START Source material

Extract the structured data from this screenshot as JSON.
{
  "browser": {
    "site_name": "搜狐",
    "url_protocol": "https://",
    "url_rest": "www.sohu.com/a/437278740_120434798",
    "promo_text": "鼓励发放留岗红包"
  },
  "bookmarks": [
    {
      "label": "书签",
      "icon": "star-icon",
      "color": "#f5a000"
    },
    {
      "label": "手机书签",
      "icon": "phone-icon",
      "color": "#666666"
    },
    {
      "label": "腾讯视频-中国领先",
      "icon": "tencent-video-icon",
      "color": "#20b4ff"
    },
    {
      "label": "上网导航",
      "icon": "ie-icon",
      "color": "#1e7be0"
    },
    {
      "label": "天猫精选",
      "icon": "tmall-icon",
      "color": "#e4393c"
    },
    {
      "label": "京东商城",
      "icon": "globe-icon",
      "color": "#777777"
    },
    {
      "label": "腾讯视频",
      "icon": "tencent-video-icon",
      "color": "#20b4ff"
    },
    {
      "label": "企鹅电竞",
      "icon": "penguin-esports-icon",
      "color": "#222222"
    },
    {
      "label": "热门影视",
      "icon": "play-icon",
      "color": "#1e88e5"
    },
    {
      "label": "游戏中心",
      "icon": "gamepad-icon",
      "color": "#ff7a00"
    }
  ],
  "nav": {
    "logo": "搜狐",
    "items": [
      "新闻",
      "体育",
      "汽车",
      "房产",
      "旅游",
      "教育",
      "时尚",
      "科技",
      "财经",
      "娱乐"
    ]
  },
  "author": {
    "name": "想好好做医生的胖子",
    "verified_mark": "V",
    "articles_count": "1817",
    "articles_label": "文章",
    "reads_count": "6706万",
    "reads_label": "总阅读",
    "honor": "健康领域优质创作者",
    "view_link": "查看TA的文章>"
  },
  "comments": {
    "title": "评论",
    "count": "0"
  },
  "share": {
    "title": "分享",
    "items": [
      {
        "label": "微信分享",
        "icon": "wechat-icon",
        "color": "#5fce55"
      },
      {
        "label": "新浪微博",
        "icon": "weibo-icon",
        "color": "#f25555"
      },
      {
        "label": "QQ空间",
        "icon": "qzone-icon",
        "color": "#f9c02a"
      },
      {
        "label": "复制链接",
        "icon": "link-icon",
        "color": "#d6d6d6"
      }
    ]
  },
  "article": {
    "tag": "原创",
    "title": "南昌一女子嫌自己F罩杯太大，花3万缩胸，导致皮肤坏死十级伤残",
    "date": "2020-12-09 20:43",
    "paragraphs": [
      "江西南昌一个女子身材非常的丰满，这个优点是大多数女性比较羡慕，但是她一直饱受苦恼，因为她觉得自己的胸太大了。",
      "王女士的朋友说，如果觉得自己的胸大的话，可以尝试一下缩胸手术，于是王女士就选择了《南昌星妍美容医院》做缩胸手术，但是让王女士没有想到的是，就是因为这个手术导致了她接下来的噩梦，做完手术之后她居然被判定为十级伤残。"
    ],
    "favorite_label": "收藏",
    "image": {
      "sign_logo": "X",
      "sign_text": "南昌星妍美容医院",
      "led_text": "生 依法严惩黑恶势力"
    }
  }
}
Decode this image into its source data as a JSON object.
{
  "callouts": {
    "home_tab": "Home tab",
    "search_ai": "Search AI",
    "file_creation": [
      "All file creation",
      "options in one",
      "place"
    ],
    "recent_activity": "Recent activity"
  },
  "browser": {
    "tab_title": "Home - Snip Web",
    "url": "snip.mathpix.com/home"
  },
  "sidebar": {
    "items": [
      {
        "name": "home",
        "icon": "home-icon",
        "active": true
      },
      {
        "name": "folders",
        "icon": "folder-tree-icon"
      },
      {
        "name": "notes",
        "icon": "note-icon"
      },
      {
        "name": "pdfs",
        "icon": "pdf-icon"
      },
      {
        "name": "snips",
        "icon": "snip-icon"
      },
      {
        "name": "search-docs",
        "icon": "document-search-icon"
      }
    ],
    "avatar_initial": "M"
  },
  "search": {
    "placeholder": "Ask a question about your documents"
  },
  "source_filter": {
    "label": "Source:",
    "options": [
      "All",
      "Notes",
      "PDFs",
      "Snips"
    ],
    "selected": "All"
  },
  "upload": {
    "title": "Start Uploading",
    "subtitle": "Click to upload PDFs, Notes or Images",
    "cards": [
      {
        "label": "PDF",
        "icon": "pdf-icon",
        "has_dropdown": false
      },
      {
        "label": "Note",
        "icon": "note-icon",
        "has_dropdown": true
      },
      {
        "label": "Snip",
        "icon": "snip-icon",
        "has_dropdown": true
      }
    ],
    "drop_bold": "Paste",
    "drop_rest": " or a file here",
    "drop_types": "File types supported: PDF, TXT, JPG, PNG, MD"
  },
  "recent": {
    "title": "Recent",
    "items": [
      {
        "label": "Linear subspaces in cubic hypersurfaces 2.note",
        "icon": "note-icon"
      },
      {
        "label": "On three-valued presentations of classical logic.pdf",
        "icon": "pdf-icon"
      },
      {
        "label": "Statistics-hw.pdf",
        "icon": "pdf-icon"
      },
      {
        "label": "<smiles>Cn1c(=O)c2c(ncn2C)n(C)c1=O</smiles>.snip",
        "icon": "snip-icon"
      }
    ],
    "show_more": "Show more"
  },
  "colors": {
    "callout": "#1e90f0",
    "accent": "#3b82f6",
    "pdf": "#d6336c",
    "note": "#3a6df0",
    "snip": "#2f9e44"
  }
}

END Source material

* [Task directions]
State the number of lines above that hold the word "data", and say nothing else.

* [Your response]
2